First Generation College Symposium kicks off District 211’s month of college events

Sourojit Mazumder, News Editor

The COVID-19 pandemic has upended much of our lives these past 18 months, and for many high school seniors, one thing that has changed is the one they may have already dreaded the most: college applications. Yet for many students, even during a pre-pandemic year, it can be intimidating to understand the many intricacies of the American college application system. 

During the month of September, Township High School District 211 offered several college-related programs and seminars to inform and advise students along with their parents about the extensive college application process. One of the more unique events, the First Generation College Symposium, was hosted virtually on Sept. 16. The symposium, traditionally held in person at Palatine High School, was aimed to educate and inform families whose student(s) will be the first to attend college after high school. Speakers at the symposium included representatives from a number of two- and four-year colleges and universities, who discussed topics like the application process and financial aid.

Fremd High School Counselor Priscilla Torres, an organizer and speaker at the symposium, discussed some of the hopes the event organizers had regarding the event.

“We want to make sure that we can reach as many students as we can who fall into the first-generation community so that they can start to see college as an option for their future,” Torres said. “For a lot of these kids, it’s not just that their parents didn’t go to college, but they can’t afford to go to college, and so they close that idea off pretty quickly.

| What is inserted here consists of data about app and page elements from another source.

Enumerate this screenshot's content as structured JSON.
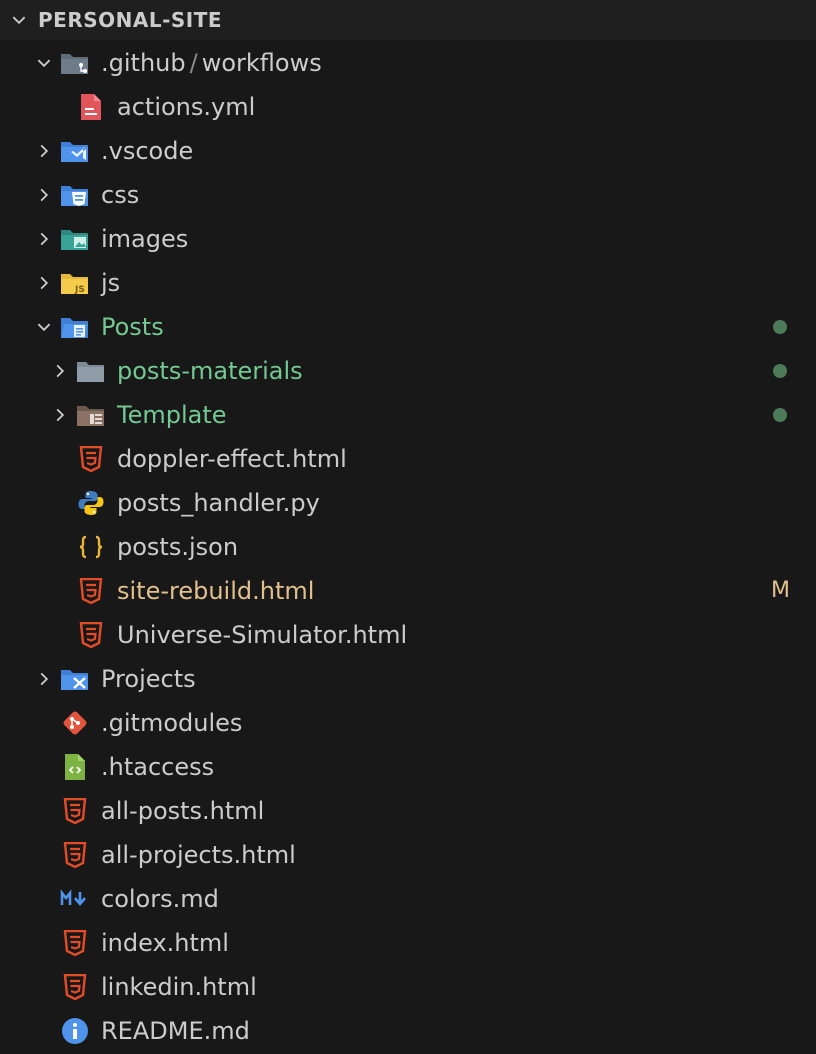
{
  "explorer": {
    "root": "PERSONAL-SITE"
  },
  "tree": {
    "github": {
      "folder": ".github",
      "sep": "/",
      "sub": "workflows"
    },
    "actions_yml": "actions.yml",
    "vscode": ".vscode",
    "css": "css",
    "images": "images",
    "js": "js",
    "posts": "Posts",
    "posts_materials": "posts-materials",
    "template": "Template",
    "doppler": "doppler-effect.html",
    "posts_handler": "posts_handler.py",
    "posts_json": "posts.json",
    "site_rebuild": "site-rebuild.html",
    "site_rebuild_badge": "M",
    "universe": "Universe-Simulator.html",
    "projects": "Projects",
    "gitmodules": ".gitmodules",
    "htaccess": ".htaccess",
    "all_posts": "all-posts.html",
    "all_projects": "all-projects.html",
    "colors_md": "colors.md",
    "index_html": "index.html",
    "linkedin_html": "linkedin.html",
    "readme": "README.md"
  },
  "colors": {
    "background": "#181818",
    "text": "#cccccc",
    "untracked_green": "#73c991",
    "modified_yellow": "#e2c08d",
    "html_orange": "#e34c26"
  }
}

That’s why financial aid is such a big part of our presentation, so that parents know that their student’s dream of going to college is possible.”

In addition, Torres mentioned how a virtual event this year and last may have benefited students and their families in some ways that an in-person symposium couldn’t.

“Both formats [in-person and virtual] have their pros and cons, but I think it was great that for the past two years, families have had access to presentation materials and recordings of the Q&A sessions that they wouldn’t have had before the pandemic,” Torres said.

In addition to the First Generation College Symposium, the district also held a Virtual College Finance Seminar (Sept. 14) as well as the Virtual Directions College and Career Fair (Sept. 28), an event designed to inform and support students with disabilities in planning for life after high school. The fair provided an opportunity for students and parents to explore post-secondary career training and college options.

As its final college-related event for the season, the district will host the College Night program at Palatine High School on Oct. 5 from 6:30 p.m. to 8:30 p.m. During College Night, which will be held in person this year, more than 150 representatives from colleges and universities across the country will be available to talk with prospective students about their institutions. College Night is open to students of all backgrounds, including first-generation students. Representatives will discuss financial aid, curriculum, and campus information. College Night serves as a useful opportunity for high school juniors and seniors to discover more about a large number of colleges and universities without having to physically travel to schools, which may be especially helpful during the pandemic.

Torres noted that although the amount of information related to the college application process can be intimidating, merely attending the symposium and other college events has opened up opportunities that many students may not have realized they had access to.

“Even if they don’t retain all the information that we give them, just the students knowing that we put these resources together for them and that we just want to help them and support them is a big deal,” Torres said. “To me, the main takeaway is that our students know that we’re here to support them.”